Still on the hot political (by wireless standards) topic of the Nextel spectrum swap, Verizon Wireless has sent a scathing letter to the FCC because they believe the FCC is talking behind closed doors with Nextel about reducing the cost to Nextel of the Spectrum Swap. VZW charges that Nextel and the FCC are discussing over-valuing the spectrum that Nextel is returning in the 700MHz and 800MHz bands (just as VZW has publicly argued the FCC is undervaluing the spectrum Nextel will get in the 1.8GHz band). While normally Techdirt falls on the FCC / Nextel side of the Swap debate, in this instance we agree with VZW – if the charges are true. Nextel is already getting a windfall, which we only support because we believe it will expedite the swap and put a faster end to radio interference which could be fatal to emergency service personnel. However, if asked how much should that windfall be, we would answer as little as possible. We also think the FCC should put milestone requirements on Nextel to ensure they keep on schedule.

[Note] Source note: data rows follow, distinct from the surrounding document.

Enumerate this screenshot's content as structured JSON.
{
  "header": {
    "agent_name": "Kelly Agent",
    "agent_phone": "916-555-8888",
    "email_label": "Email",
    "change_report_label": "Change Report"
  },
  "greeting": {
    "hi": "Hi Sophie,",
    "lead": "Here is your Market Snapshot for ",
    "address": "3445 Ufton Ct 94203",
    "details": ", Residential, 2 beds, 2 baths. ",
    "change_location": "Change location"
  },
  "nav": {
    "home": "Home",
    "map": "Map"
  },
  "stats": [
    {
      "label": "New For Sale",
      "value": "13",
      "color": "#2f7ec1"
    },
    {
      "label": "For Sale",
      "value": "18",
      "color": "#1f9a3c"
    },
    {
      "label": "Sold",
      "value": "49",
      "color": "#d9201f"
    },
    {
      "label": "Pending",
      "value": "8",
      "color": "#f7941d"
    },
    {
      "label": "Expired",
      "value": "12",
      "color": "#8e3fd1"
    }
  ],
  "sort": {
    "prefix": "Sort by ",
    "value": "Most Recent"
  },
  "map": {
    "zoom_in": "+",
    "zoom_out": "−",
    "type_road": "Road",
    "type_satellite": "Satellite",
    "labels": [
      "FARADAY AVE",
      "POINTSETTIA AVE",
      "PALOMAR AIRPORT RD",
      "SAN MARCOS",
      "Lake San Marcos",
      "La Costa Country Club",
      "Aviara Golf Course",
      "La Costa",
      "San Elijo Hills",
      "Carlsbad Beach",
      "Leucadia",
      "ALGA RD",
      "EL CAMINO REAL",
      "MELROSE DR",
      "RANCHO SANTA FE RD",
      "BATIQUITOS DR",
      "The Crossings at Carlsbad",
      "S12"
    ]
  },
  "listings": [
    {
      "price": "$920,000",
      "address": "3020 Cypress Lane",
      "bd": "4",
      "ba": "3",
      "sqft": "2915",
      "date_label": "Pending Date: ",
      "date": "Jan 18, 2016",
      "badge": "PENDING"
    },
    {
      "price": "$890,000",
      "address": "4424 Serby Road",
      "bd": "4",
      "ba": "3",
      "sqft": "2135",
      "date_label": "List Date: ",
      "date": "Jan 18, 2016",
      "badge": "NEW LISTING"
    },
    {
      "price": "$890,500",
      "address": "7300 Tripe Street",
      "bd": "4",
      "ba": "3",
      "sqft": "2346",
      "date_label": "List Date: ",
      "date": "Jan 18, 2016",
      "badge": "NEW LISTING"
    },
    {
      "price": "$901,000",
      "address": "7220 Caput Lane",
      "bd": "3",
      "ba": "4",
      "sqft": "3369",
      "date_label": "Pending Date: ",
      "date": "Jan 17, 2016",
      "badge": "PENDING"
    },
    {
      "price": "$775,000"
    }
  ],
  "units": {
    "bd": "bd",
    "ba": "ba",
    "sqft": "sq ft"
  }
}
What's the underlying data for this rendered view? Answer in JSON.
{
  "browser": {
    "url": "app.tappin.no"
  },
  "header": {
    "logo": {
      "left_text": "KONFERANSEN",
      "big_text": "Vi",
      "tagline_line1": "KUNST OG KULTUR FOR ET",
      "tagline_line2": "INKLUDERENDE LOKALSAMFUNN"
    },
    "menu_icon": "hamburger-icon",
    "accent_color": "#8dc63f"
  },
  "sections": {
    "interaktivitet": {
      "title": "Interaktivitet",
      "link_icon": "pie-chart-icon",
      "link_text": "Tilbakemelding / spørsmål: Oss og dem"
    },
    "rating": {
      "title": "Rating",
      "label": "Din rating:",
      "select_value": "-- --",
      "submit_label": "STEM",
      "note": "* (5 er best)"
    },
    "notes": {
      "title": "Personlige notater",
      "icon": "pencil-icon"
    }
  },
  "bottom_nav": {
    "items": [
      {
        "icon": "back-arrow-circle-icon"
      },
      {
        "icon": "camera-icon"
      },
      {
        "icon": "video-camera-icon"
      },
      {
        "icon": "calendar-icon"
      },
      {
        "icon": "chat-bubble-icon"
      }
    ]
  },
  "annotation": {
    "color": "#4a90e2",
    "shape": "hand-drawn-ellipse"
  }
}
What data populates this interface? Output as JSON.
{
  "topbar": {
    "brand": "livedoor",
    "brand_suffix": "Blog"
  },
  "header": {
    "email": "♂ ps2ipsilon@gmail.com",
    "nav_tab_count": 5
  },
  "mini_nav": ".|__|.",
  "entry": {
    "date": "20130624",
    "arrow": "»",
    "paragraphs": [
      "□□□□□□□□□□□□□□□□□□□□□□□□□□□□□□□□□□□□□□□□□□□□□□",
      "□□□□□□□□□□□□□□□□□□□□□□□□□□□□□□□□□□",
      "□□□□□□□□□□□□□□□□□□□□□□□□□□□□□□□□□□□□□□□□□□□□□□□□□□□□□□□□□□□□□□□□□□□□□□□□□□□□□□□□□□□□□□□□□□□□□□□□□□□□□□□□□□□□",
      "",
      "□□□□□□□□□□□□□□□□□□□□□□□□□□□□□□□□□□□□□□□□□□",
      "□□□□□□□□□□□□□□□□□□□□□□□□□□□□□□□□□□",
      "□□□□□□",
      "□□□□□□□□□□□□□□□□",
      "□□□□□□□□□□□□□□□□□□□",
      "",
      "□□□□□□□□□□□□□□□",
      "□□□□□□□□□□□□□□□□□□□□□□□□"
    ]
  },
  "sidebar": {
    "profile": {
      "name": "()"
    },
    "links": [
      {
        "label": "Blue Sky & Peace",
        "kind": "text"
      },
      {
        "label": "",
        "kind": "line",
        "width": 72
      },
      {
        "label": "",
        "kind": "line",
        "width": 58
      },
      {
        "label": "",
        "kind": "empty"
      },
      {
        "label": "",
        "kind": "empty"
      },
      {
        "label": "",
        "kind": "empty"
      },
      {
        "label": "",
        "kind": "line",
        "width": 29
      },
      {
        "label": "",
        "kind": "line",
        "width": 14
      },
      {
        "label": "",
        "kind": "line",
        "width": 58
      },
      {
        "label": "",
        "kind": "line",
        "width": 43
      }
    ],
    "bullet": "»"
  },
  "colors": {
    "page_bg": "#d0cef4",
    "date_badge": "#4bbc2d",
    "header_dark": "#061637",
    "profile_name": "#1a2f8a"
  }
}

Changing subject: Verizon Wireless, for its part, should probably not call too much attention to itself, or people might start asking questions about how the “First Responders Coalition (FRC)” gets its funding. This is the coalition that is now lobbying hard against the FCC Swap plan under the guise of representing Emergency Workers, but is surprisingly poorly stocked with members from the emergency services community. In fact, we have learned that its leader, Gene Stilp, is a career protester who moves from one hot political issue to the next. No shame in that, but Stilp is a dilettante with a poor understanding of the telecom issues around interference and interoperability. Stilp may have been duped by big business. In fact, I spoke with Charles Werner, deputy chief of the Charlottesville (Va.) Fire Department and a member of the International Association Of Fire Chiefs (IAFC) Communications Committee, who questioned where a new, small org like the FRC got enough money to take out full page ads in newspapers like the Wall Street Journal. Primedia Reporter Glenn Bischoff interviewed Stilp until he admitted that funding for the FRC comes from Verizon. Stilp couched that by adding the FRC welcomes donations from any source. Okay, no laws were broken, but Verizon Wireless shouldn’t get too lofty while accusing the FCC and Nextel of backroom politics. “Hello, Pot? This is Kettle. Can you hear me call you black now? Good.” But at this time every four years in the US, it should be painfully obvious that politics is dirty.